Argentinian Florencia Malbran came to Courchevel on a ski holiday and was mesmerised by all the beautiful shops: designer clothing, stunning décor, luxurious jewellery, fabulous flowers…
But no chocolaterie!
Florencia hails from San Carlos di Bariloche in Patagonia which is famous for two things: skiing and chocolate. Strolling down the high street you can’t help but be drawn in to one of the many chocolate shops that exist almost side-by-side.
Enchanted by the magic of chocolate since childhood, it is not surprising that Florencia immediately spotted the gap in the market for a chocolaterie in Courchevel.
A lawyer and ski instructor, she returned to Argentina and started to retrain with a family friend, a chocolate maker for over 50 years. Persuading a master chocolatier to reveal his secrets was not easy, and Florencia was certainly not renowned for her talents in the kitchen!
However her dedication and attention to detail paid off and eventually he saw that she was going to be an excellent chocolatière. The secrets came flooding forth and Piste Noire was born…
andTraining completed, the next stage was to work out the logistics. Florencia wanted to use the legendary Criollo cacao, a grand cru beans known as the ‘prince of cocoa’. These unique beans come from a tree which is native to Central and South America and are vulnerable to a variety of threats, but the beans produced are delicately flavoured with a long duration of complex secondary notes.
Florencia chose an organic supplier and collaborated with a Parisian laboratory to prepare her own unique recipe blend. After this, she set to work to source all the other organic ingredients that feature in her chocolates: almonds, cherries, pistachios, sesame, ginger, goji berries, quinoa…
Courchevel’s chocolate shop – ‘Piste Noire’ – stocks around 40-50 different flavours each day and 160 are on display every week.
Working in a small laboratory in Bozel, in the valley below Courchevel, Florencia works late at night to make the chocolates by hand.
“I produce the chocolates in small quantities so that they’re always at their freshest in the shop. I find that the flavour is at its most pronounced when the chocolate is fresh, so ideally customers should eat their chocolate straight away! But if they’re taking home a selection for family and friends then of course they will keep for a month or so, but they don’t contain any preservatives.”
The hand cut squares and rectangles are quite different to the dainty, moulded shapes that you’ll find in most French chocolateries. These simple shapes are in the Argentinian style and Florencia prefers not to overwork the chocolate and to let the flavours speak for themselves.
Another nod to her native origins is the home made Dulce de Leche.
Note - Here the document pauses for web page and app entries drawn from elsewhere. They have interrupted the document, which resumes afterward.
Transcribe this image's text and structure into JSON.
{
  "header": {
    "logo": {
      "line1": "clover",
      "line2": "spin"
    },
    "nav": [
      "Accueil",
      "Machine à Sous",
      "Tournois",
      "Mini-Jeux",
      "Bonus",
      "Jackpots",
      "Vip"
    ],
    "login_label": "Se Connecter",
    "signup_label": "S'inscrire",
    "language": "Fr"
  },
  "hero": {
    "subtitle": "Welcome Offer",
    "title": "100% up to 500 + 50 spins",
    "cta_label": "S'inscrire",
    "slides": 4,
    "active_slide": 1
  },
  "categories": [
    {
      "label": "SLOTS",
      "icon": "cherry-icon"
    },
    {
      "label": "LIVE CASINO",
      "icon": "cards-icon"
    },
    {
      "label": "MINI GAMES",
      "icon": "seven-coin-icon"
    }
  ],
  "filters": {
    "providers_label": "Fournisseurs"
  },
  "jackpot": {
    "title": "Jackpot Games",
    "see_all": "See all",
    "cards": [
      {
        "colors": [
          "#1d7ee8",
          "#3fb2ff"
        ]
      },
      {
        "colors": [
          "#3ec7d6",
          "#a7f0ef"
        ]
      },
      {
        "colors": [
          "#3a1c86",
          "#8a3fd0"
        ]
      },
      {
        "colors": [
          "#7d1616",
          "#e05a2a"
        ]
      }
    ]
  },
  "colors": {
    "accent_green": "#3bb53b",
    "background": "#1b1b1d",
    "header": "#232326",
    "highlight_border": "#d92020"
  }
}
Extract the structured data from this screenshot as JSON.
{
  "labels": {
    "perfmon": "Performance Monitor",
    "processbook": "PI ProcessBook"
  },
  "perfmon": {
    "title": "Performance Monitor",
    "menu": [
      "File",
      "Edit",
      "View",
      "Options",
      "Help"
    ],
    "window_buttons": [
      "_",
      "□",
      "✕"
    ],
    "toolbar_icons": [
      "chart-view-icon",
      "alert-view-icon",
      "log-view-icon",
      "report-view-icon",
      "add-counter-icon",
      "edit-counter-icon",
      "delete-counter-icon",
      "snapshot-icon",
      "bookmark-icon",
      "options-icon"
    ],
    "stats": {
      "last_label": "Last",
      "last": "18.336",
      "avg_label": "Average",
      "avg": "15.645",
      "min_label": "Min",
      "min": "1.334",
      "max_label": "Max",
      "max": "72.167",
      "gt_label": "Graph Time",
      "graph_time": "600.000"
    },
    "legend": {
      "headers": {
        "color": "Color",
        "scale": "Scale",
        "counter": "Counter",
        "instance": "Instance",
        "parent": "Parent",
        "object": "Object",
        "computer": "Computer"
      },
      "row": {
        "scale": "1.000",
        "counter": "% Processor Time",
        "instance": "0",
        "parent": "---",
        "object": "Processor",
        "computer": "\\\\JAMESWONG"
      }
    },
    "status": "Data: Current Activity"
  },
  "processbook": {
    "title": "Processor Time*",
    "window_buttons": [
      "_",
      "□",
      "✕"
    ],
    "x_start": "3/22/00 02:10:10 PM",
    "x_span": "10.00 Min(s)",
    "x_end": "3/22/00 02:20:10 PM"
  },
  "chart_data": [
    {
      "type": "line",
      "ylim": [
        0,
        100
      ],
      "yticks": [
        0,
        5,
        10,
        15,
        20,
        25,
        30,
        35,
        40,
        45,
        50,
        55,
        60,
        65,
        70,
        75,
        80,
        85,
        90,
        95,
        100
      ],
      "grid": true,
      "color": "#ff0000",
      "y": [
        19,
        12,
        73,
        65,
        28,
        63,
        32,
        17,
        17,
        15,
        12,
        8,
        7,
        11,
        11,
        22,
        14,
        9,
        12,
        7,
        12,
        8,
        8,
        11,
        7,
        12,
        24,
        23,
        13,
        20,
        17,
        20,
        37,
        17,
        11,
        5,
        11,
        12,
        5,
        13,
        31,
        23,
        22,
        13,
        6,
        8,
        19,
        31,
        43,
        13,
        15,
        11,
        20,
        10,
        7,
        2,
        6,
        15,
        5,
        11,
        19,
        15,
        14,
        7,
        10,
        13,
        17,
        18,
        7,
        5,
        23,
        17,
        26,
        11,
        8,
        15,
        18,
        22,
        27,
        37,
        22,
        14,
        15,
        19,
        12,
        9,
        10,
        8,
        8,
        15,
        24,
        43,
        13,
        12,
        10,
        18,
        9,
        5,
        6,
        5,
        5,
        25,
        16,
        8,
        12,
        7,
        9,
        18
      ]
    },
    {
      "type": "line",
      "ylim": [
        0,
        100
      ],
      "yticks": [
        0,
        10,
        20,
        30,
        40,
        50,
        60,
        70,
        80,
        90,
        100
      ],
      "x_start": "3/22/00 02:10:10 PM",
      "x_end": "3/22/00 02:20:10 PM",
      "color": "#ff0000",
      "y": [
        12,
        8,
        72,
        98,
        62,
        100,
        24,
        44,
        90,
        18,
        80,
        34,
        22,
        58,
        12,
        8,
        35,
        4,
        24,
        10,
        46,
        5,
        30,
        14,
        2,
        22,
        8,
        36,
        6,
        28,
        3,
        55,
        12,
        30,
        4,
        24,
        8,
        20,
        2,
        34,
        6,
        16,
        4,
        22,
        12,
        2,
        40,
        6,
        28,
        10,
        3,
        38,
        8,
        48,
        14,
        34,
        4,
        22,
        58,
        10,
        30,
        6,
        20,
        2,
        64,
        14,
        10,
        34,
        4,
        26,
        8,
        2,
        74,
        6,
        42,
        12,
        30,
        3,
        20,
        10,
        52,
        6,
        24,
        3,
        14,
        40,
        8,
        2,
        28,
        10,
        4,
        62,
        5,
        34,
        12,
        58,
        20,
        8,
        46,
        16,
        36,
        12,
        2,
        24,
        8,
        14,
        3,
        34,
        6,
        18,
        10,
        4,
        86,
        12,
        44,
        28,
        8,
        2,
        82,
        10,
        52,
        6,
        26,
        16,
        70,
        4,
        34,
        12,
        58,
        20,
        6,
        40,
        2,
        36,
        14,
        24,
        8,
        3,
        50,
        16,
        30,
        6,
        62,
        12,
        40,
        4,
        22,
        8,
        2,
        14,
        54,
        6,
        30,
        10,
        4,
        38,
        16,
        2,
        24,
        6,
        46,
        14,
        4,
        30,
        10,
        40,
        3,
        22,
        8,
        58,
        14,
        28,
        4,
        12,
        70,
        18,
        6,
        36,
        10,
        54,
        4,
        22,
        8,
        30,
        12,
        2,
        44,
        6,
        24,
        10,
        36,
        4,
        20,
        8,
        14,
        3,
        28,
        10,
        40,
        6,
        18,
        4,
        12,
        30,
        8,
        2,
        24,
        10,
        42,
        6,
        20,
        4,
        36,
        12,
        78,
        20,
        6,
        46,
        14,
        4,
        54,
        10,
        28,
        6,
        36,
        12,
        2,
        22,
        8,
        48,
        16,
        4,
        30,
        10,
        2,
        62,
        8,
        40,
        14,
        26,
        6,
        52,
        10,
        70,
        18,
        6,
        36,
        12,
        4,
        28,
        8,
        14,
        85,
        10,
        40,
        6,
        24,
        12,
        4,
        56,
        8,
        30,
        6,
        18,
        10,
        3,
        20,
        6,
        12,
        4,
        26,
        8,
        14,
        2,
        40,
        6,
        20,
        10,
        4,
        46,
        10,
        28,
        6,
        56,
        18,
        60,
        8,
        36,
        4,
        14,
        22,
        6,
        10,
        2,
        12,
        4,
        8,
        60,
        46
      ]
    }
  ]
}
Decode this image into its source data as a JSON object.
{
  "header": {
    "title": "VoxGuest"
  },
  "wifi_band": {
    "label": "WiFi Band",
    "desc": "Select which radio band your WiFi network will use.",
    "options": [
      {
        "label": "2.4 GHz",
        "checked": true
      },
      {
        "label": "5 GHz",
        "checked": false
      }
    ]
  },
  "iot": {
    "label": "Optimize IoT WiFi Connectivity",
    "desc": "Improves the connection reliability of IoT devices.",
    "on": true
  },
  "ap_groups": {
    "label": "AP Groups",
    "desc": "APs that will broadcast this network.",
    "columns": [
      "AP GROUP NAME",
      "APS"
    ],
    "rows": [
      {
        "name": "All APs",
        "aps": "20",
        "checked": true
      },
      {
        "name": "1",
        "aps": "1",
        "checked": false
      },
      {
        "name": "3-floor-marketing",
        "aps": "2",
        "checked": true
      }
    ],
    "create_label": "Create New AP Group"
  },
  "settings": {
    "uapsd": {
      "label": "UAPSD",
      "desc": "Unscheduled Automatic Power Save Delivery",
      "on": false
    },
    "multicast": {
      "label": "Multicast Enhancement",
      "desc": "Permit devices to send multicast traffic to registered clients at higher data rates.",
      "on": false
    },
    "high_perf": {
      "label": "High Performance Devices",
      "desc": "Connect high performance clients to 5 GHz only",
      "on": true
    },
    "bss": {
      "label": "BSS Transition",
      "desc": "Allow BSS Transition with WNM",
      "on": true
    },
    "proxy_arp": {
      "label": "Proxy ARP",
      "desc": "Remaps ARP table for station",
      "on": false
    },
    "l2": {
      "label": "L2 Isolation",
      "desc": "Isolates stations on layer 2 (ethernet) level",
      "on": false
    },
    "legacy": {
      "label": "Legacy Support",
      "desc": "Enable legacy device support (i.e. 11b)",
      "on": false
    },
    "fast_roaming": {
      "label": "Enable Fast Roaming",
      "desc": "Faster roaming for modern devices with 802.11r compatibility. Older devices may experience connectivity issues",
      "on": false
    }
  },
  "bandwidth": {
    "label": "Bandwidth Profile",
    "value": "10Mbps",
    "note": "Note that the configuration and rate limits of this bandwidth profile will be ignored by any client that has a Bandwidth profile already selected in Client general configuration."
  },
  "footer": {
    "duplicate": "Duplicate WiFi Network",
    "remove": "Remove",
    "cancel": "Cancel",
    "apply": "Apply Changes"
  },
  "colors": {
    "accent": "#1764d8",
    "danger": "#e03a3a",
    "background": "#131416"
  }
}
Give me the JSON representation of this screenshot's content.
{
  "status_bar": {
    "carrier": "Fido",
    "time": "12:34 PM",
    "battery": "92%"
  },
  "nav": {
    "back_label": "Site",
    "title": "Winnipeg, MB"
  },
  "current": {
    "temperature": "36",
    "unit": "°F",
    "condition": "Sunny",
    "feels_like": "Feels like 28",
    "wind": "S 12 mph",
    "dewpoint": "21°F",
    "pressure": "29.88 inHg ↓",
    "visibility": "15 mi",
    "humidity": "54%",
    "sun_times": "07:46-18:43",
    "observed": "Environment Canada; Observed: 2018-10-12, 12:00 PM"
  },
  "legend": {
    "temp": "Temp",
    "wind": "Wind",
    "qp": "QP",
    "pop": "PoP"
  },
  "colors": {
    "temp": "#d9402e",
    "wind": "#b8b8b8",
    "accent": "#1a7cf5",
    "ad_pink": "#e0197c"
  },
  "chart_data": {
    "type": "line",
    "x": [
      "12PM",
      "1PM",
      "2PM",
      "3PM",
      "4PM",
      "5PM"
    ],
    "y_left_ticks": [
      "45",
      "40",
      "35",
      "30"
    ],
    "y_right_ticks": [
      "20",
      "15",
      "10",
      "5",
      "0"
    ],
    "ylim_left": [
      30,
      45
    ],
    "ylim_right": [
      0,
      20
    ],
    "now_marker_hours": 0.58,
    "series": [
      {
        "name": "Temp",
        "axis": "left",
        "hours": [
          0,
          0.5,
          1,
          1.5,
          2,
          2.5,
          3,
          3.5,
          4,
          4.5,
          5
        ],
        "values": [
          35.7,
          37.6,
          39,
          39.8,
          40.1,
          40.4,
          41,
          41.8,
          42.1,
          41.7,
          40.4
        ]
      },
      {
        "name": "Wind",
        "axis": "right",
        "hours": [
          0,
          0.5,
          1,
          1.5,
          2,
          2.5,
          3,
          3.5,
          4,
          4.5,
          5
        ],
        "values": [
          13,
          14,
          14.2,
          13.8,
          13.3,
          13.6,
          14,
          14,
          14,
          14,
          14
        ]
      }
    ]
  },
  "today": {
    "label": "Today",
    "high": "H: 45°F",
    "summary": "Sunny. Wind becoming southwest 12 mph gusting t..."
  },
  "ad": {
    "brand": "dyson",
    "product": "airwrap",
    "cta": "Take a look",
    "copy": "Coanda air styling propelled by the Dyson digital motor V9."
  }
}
Popular across South America, this unctuous treat is made from sweetened milk and tastes a little like fudge or caramel.
In December 2011, Florencia opened the doors to Courchevel’s.
A feast for the senses: the aroma of chocolate as you step inside is intensely comforting, and the displays look so beautiful and colourful that you are greedily drawn to it. But indulging in a little chocolate every now and then is no bad thing, Florencia explains:
“The fruit of the cocoa tree has many virtues, being full of flavonoids which act as antioxidants and serotonin, so it’s good for your heart and your happiness!”